Aim of the exercise:
The task calls for each record to be given again unchanged, minus any pictures.

Records shown:
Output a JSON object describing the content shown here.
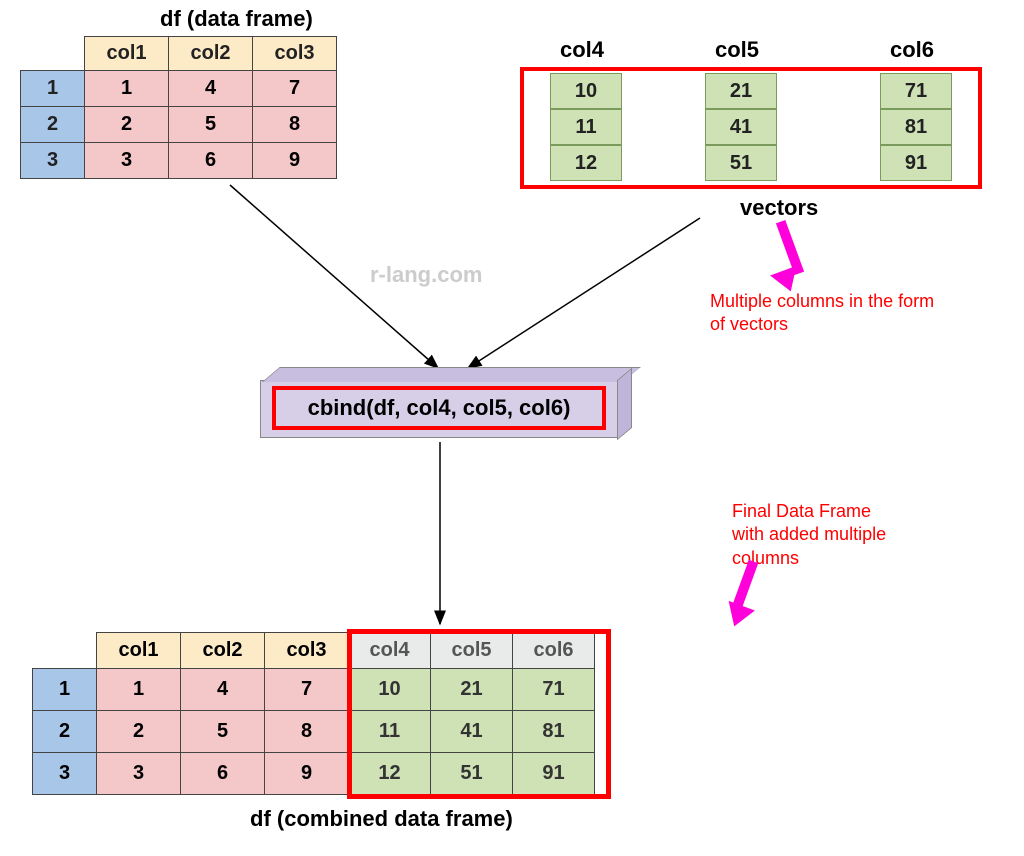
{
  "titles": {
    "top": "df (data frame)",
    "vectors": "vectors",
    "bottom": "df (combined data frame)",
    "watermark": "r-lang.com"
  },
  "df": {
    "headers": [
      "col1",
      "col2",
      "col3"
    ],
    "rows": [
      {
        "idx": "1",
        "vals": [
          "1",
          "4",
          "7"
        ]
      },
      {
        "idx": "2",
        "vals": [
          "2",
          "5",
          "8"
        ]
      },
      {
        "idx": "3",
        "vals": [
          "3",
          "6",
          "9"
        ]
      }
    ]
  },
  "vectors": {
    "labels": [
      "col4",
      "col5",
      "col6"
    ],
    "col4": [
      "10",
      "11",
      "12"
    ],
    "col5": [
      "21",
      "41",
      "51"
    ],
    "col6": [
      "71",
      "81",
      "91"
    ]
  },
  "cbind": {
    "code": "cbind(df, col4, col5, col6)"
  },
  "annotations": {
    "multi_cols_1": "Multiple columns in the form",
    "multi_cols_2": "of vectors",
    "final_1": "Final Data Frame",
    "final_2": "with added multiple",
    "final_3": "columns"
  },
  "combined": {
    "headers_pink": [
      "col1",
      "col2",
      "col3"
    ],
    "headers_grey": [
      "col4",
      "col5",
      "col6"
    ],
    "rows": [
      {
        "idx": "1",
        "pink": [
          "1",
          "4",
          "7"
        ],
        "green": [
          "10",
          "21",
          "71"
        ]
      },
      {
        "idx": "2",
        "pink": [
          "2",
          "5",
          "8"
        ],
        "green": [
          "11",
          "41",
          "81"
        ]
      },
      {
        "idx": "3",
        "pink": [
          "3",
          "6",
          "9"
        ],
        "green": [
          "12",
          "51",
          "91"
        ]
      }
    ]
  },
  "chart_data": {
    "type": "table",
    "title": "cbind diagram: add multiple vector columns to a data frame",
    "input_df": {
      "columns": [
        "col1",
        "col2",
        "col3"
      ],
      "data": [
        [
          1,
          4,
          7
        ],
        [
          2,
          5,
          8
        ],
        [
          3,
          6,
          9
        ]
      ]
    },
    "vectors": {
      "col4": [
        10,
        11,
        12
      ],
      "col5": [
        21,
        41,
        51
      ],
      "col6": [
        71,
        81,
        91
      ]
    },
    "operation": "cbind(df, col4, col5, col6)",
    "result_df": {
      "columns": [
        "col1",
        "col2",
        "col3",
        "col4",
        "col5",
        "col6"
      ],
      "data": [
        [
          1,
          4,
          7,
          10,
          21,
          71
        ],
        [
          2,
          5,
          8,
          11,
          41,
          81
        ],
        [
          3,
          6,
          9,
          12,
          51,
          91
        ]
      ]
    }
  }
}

Solution for this task:
Output a JSON object describing the content shown here.
{
  "titles": {
    "top": "df (data frame)",
    "vectors": "vectors",
    "bottom": "df (combined data frame)",
    "watermark": "r-lang.com"
  },
  "df": {
    "headers": [
      "col1",
      "col2",
      "col3"
    ],
    "rows": [
      {
        "idx": "1",
        "vals": [
          "1",
          "4",
          "7"
        ]
      },
      {
        "idx": "2",
        "vals": [
          "2",
          "5",
          "8"
        ]
      },
      {
        "idx": "3",
        "vals": [
          "3",
          "6",
          "9"
        ]
      }
    ]
  },
  "vectors": {
    "labels": [
      "col4",
      "col5",
      "col6"
    ],
    "col4": [
      "10",
      "11",
      "12"
    ],
    "col5": [
      "21",
      "41",
      "51"
    ],
    "col6": [
      "71",
      "81",
      "91"
    ]
  },
  "cbind": {
    "code": "cbind(df, col4, col5, col6)"
  },
  "annotations": {
    "multi_cols_1": "Multiple columns in the form",
    "multi_cols_2": "of vectors",
    "final_1": "Final Data Frame",
    "final_2": "with added multiple",
    "final_3": "columns"
  },
  "combined": {
    "headers_pink": [
      "col1",
      "col2",
      "col3"
    ],
    "headers_grey": [
      "col4",
      "col5",
      "col6"
    ],
    "rows": [
      {
        "idx": "1",
        "pink": [
          "1",
          "4",
          "7"
        ],
        "green": [
          "10",
          "21",
          "71"
        ]
      },
      {
        "idx": "2",
        "pink": [
          "2",
          "5",
          "8"
        ],
        "green": [
          "11",
          "41",
          "81"
        ]
      },
      {
        "idx": "3",
        "pink": [
          "3",
          "6",
          "9"
        ],
        "green": [
          "12",
          "51",
          "91"
        ]
      }
    ]
  },
  "chart_data": {
    "type": "table",
    "title": "cbind diagram: add multiple vector columns to a data frame",
    "input_df": {
      "columns": [
        "col1",
        "col2",
        "col3"
      ],
      "data": [
        [
          1,
          4,
          7
        ],
        [
          2,
          5,
          8
        ],
        [
          3,
          6,
          9
        ]
      ]
    },
    "vectors": {
      "col4": [
        10,
        11,
        12
      ],
      "col5": [
        21,
        41,
        51
      ],
      "col6": [
        71,
        81,
        91
      ]
    },
    "operation": "cbind(df, col4, col5, col6)",
    "result_df": {
      "columns": [
        "col1",
        "col2",
        "col3",
        "col4",
        "col5",
        "col6"
      ],
      "data": [
        [
          1,
          4,
          7,
          10,
          21,
          71
        ],
        [
          2,
          5,
          8,
          11,
          41,
          81
        ],
        [
          3,
          6,
          9,
          12,
          51,
          91
        ]
      ]
    }
  }
}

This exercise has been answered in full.